2 Institutions: an outline history
2.1 Institutions and segregation
In this section I'll be compressing most of the history of legislation and provision which came to form the basis of health and social care over the last two centuries into quite a small space! You may want to find out more about particular aspects and developments. If you do, then you'll find the list of references to books and articles at the end of the course useful.
At one time, poverty, madness, disability and criminality were thought of as unchangeable God-given or demonic states. In the late eighteenth and early nineteenth centuries institutional care emerged as these conditions came to be viewed as treatable. Because it was believed that people could be improved in some way by being set apart from influences which were seen as damaging (like poor families, disease and lack of education) prisons, hospitals and asylums were designed with highly regimented and controlling regimes. Indeed earlier provision for adults and children with learning difficulties focused specifically on education and training programmes. An ethic of work was fundamental to many of these systems of care–work was seen as improving and at the same time providing for inmates’ and patients’ keep. Institutions also had the function of protecting other people whom, it was thought, might be at risk from contact with poor, mad, disabled or law-breaking members of society.

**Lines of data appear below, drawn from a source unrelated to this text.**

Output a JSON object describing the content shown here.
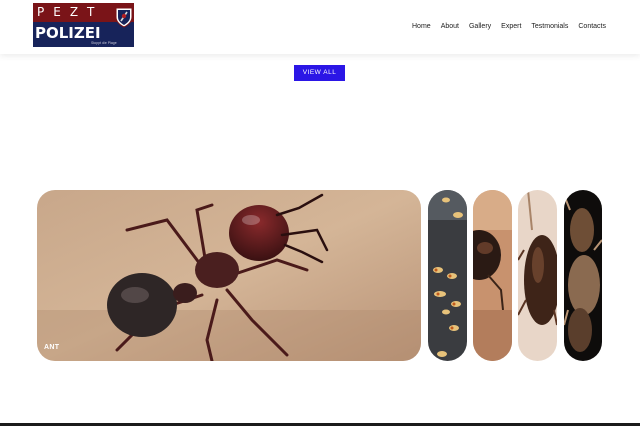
{
  "brand": {
    "logo_top": "PEZT",
    "logo_word": "POLIZEI",
    "logo_tagline": "Stoppt die Plage"
  },
  "nav": {
    "items": [
      "Home",
      "About",
      "Gallery",
      "Expert",
      "Testmonials",
      "Contacts"
    ]
  },
  "actions": {
    "view_all": "VIEW ALL"
  },
  "gallery": {
    "main_caption": "ANT",
    "images": [
      "ant-macro-photo",
      "termites-photo",
      "beetle-closeup-photo",
      "cockroach-photo",
      "insect-closeup-photo"
    ]
  },
  "colors": {
    "logo_red": "#7a1418",
    "logo_navy": "#17235a",
    "button_blue": "#2b16e6",
    "text": "#222222"
  }
}
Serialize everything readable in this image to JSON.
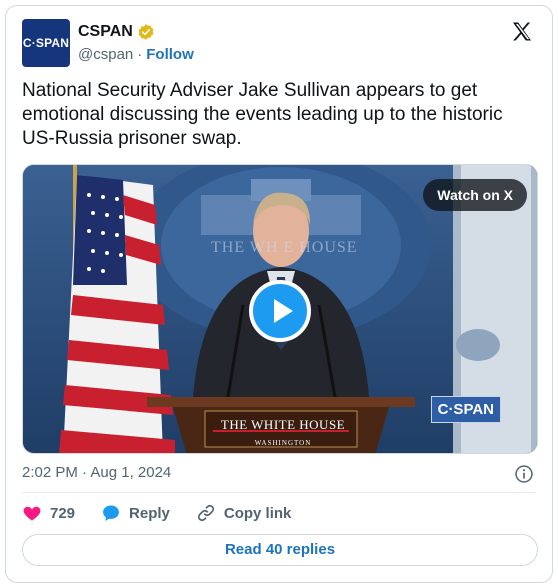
{
  "account": {
    "avatar_text": "C·SPAN",
    "display_name": "CSPAN",
    "handle": "@cspan",
    "separator": "·",
    "follow_label": "Follow"
  },
  "tweet": {
    "text": "National Security Adviser Jake Sullivan appears to get emotional discussing the events leading up to the historic US-Russia prisoner swap.",
    "timestamp": "2:02 PM · Aug 1, 2024"
  },
  "media": {
    "watch_label": "Watch on X",
    "building_text": "THE WH  E HOUSE",
    "podium_title": "THE WHITE HOUSE",
    "podium_subtitle": "WASHINGTON",
    "network_bug": "C·SPAN"
  },
  "actions": {
    "likes_count": "729",
    "reply_label": "Reply",
    "copy_link_label": "Copy link"
  },
  "read_replies_label": "Read 40 replies",
  "colors": {
    "brand": "#1d9bf0",
    "follow_link": "#1d74ba",
    "like_heart": "#f91880",
    "avatar_bg": "#15357c"
  },
  "icons": [
    "verified-badge-icon",
    "x-logo-icon",
    "play-icon",
    "info-icon",
    "heart-icon",
    "reply-bubble-icon",
    "link-icon"
  ]
}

Previously, people with mental illness had been subjected to degrading practices, often being treated as public spectacles to be ridiculed and terrorised. Many of the nineteenth century reformers wanted to offer more humane treatment yet at the same time they were keen to provide opportunities for the medical profession to experiment with and treat more cases. Charles Dickens, writing in 1841, portrays Barnaby Rudge as someone with learning difficulties. His words are uncritical, but at the same time serve to distance his readers from his main character's humanity. They illustrate the dilemma he faced in writing about such a subject at that time:
Startling as his aspect was, the features were good, and there was something even plaintive in his wan and haggard aspect. But the absence of a soul is far more terrible in a living man than a dead one, and in this unfortunate being its noblest powers were wanting.
(Dickens, 1841, p. 28)
Reformers like Lord Shaftesbury supported those doctors who believed in removing chains and adopting a more caring regime, such as that developed at the Retreat in York which had been opened by Quakers as early as 1796. However while Shaftesbury was arguing for a more enlightened philosophy of care he also referred to ‘patients’, ‘hospitals’ and ‘doctors’. A new language designating conditions which had been thought of in ‘moral’ terms emerged as people came to be classified as ‘insane’, ‘imbeciles’ and ‘idiots’ which at the time were seen as scientific terms. With the new language came new courses of treatment, including bathing, mild sedative drugs, poultices and enemas. One system and language of care was thus substituted by another, more medical one (Nolan, 1993, pp. 33–5). This change in the words used to describe different conditions and disabilities marks a shift in attitudes and care practice.
The 1845 Lunacy Act and the Lunacy (Scotland) Act of 1857 required the counties or local authorities to build and maintain asylums. These new environments were seen as providing the basis for reforming difficult behaviours or treating illnesses. They provided a total environment of treatment, support and work for their inmates. The institutions, the treatment regimes and the segregation, it was believed, would contribute to some kind of cure. And of course, because they were so segregated, the general public had little opportunity to witness what went on within. This encouraged a belief that they were curative or at least therapeutic in some way.
Within the asylums, doctors’ powers tended to be unquestioned and were supported by public fears whipped up by contemporary newspaper reports. Indeed, in England and Wales the number of people certified as ‘lunatics’ doubled between 1844 and 1860, leading some people at the time to question the reliability of such assessments. Were publicity and social panic having an effect on judgements (Nolan, 1993, p. 33)? The growth in the numbers also had its effect on the operation of care within the institution as ‘cure and treatment’ could easily become ‘control and punishment’.
A distinctive feature of the asylums was their size. Many asylum buildings were remarkable in terms of architecture and layout. While the first asylums, like the Retreat at York, were meant for only 30 patients, by 1900 buildings came to average over 800. Colney Hatch, the Middlesex asylum which opened in 1851, was from the start designed for 1,000 patients. Its frontage was nearly one-third of a mile long (Alaszewski, 1986, p. 8).
These early institutions developed out of Elizabethan Poor Law provision where those whose families could not care for them or who were unable to provide for themselves were supported out of local parish funds in workhouses and small institutions.